Feingold: Take precautions against carbon monoxide poisoning

Dr. Murray Feingold

During the recent winter storms, there were many reports concerning carbon monoxide, or CO, poisoning. Many people died or became seriously ill.

The toxic effects of carbon monoxide have been known as far back as 348 BC at which time Aristotle commented on it. In ancient times it was used as a method to execute criminals. The criminals were placed in an enclosed room with smoldering coals that produced CO.

Carbon monoxide is a colorless, tasteless, gas that has no odor. Therefore, people are unaware that they are being overly exposed to this deadly gas. It has been reported to be one of most common causes of illness and death by poisoning. Although most cases are accidental, CO poisoning is also used as a method of suicide.

There are many sources of carbon monoxide and it is particularly toxic when it is present in enclosed spaces. Although symptoms are usually present, many people are unaware of their significance. They can include a dull headache, feeling dizzy and weak, confusion, hallucinations, nausea and vomiting, and blurred vision. With continual exposure, shortness of breath, seizures, loss of consciousness and death may take place.

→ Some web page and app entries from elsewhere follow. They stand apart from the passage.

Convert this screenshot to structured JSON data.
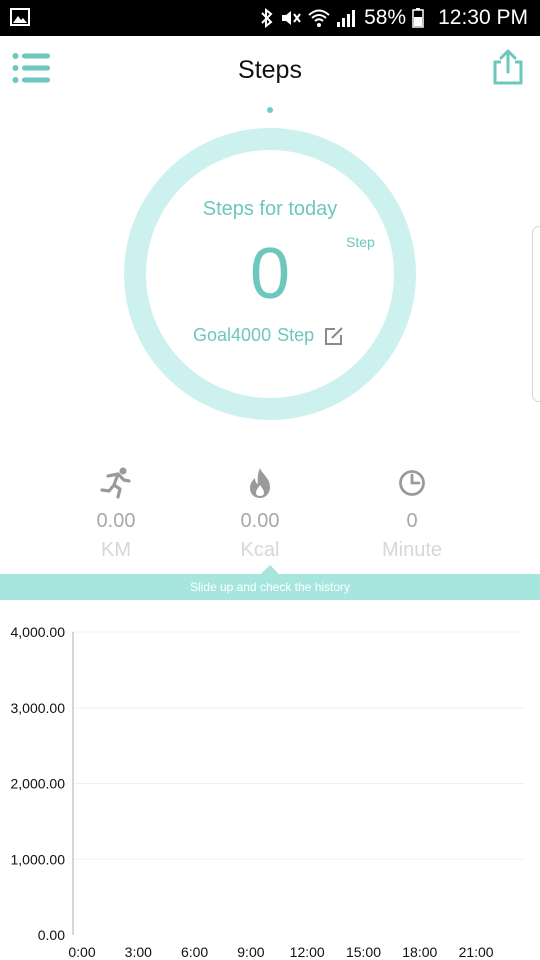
{
  "status_bar": {
    "battery": "58%",
    "time": "12:30 PM",
    "icons": [
      "gallery-icon",
      "bluetooth-icon",
      "mute-icon",
      "wifi-icon",
      "signal-icon",
      "battery-icon"
    ]
  },
  "header": {
    "title": "Steps",
    "left_icon": "list-menu-icon",
    "right_icon": "share-icon"
  },
  "today": {
    "caption": "Steps for today",
    "unit": "Step",
    "value": "0",
    "goal_label": "Goal",
    "goal_value": "4000",
    "goal_unit": "Step",
    "edit_icon": "edit-icon"
  },
  "stats": [
    {
      "icon": "running-icon",
      "value": "0.00",
      "unit": "KM"
    },
    {
      "icon": "flame-icon",
      "value": "0.00",
      "unit": "Kcal"
    },
    {
      "icon": "clock-icon",
      "value": "0",
      "unit": "Minute"
    }
  ],
  "banner": {
    "text": "Slide up and check the history"
  },
  "colors": {
    "accent": "#6cc7bd",
    "ring": "#cdf1ef",
    "banner": "#a6e6df",
    "stat_value": "#a8a8a8",
    "stat_unit": "#d7d7d7"
  },
  "chart_data": {
    "type": "bar",
    "x_ticks": [
      "0:00",
      "3:00",
      "6:00",
      "9:00",
      "12:00",
      "15:00",
      "18:00",
      "21:00"
    ],
    "y_ticks": [
      "0.00",
      "1,000.00",
      "2,000.00",
      "3,000.00",
      "4,000.00"
    ],
    "ylim": [
      0,
      4000
    ],
    "values": [],
    "grid": true
  }
}
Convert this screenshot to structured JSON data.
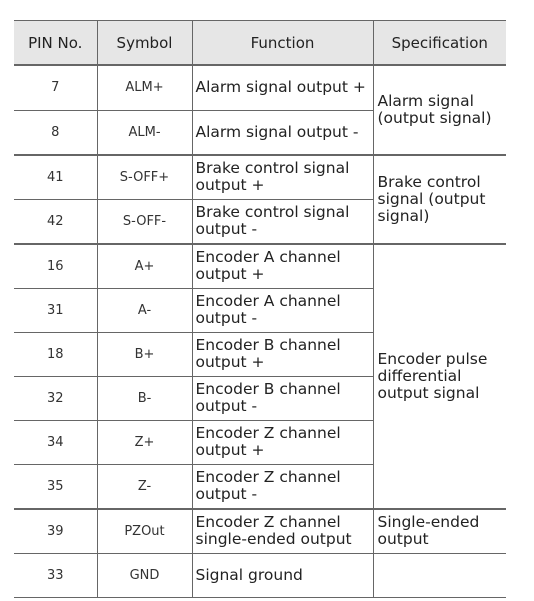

A symptom that has gained some attention is the "cherry-red" complexion of the skin and lips in patients with carbon monoxide poisoning. This is not a common symptom and usually takes place in the more severe cases.

Besides taking measures not to be exposed to CO gas, it is highly recommended that every home have a carbon monoxide detector. All homes should also have smoke detectors, and both of them need to be routinely checked to make certain they are in working order.

Patients who have more severe symptoms may undergo hyperbaric oxygen therapy. Its purpose is to remove the carbon monoxide out of the body at a faster rate. However, some researchers question if there are enough data presently available to confirm the effectiveness of this type treatment in patients with carbon monoxide poisoning.

It should be stressed that this potentially deadly disorder is a highly preventable one if individuals only take the necessary precautions.

Dr. Murray Feingold is the physician in chief of The Feingold Center for Children, medical editor of WBZ-TV and WBZ radio, and president of the Genesis Fund. The Genesis Fund is a nonprofit organization that funds the care of children born with birth defects, mental retardation and genetic diseases.